**Task to complete**
Wherever "Delta" appears in a line of the listing, that line should be returned.

**Listed entries**
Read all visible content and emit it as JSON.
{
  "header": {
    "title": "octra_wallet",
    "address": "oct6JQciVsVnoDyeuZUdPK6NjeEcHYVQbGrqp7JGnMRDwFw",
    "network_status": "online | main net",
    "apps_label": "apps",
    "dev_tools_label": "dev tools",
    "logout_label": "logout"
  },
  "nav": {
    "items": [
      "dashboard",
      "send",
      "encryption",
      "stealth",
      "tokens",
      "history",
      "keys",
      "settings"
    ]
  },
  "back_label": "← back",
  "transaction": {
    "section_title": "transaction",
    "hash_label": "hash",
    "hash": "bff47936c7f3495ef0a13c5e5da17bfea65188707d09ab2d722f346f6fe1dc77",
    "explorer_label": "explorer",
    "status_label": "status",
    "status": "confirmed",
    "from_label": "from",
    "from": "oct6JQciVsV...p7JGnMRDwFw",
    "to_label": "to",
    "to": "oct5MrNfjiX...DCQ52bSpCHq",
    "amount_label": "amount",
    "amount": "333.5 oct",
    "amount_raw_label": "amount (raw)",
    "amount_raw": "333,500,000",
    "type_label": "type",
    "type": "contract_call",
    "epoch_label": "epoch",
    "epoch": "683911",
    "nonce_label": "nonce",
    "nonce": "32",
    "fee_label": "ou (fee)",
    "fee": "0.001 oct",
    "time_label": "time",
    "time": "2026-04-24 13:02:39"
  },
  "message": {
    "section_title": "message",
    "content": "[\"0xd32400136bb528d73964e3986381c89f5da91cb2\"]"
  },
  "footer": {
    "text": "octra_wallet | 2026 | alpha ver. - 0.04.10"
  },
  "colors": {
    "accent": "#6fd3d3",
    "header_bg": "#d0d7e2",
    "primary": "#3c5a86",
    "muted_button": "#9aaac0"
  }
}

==

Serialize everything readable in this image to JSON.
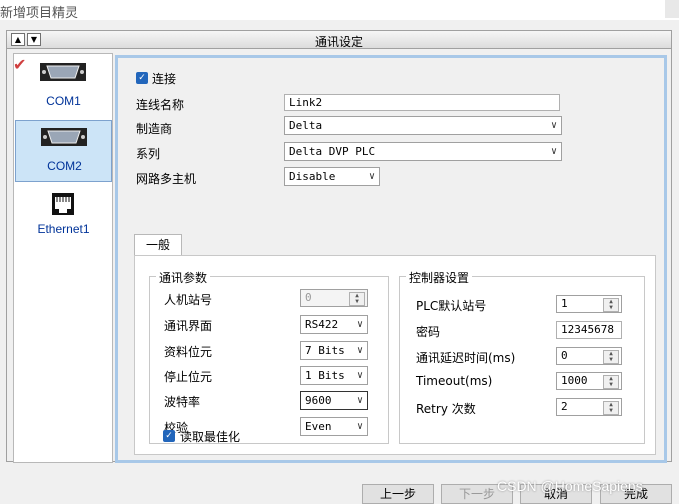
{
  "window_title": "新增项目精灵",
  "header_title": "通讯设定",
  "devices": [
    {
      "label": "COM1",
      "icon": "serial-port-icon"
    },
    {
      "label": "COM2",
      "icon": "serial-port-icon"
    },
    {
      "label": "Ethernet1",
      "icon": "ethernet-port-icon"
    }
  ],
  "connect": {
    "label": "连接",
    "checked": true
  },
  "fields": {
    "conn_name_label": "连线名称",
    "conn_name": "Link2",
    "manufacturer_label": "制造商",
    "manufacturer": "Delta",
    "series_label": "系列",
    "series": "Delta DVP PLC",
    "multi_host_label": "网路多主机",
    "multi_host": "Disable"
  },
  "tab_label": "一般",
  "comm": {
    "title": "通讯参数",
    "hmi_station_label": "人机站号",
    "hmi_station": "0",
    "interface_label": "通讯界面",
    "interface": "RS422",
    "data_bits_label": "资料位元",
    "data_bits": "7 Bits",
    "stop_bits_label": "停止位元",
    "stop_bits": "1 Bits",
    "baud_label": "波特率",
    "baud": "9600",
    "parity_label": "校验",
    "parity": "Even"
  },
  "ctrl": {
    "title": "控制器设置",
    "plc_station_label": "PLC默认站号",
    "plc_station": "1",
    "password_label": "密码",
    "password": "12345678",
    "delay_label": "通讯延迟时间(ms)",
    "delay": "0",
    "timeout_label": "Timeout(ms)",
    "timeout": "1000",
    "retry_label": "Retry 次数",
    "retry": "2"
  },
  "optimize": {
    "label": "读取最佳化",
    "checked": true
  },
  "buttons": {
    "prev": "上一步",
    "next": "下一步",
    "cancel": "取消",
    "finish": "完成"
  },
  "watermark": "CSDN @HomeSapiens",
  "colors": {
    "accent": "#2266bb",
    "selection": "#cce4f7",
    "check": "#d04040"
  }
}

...

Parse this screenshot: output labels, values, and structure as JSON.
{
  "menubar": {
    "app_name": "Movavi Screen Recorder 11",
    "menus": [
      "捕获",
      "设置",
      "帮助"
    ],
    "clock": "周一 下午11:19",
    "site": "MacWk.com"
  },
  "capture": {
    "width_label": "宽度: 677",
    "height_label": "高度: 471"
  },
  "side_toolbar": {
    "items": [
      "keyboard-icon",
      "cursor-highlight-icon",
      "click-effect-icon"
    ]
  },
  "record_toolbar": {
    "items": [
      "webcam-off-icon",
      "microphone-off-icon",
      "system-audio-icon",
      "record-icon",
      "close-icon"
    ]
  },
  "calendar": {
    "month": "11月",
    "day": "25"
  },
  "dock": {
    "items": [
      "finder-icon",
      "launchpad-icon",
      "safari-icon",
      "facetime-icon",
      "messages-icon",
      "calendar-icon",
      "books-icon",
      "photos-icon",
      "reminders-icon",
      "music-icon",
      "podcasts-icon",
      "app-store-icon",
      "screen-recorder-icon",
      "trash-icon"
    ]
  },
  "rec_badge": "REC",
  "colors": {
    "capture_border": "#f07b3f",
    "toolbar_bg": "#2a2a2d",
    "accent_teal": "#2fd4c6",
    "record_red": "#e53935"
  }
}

**Written response**
    "manufacturer": "Delta",
    "series": "Delta DVP PLC",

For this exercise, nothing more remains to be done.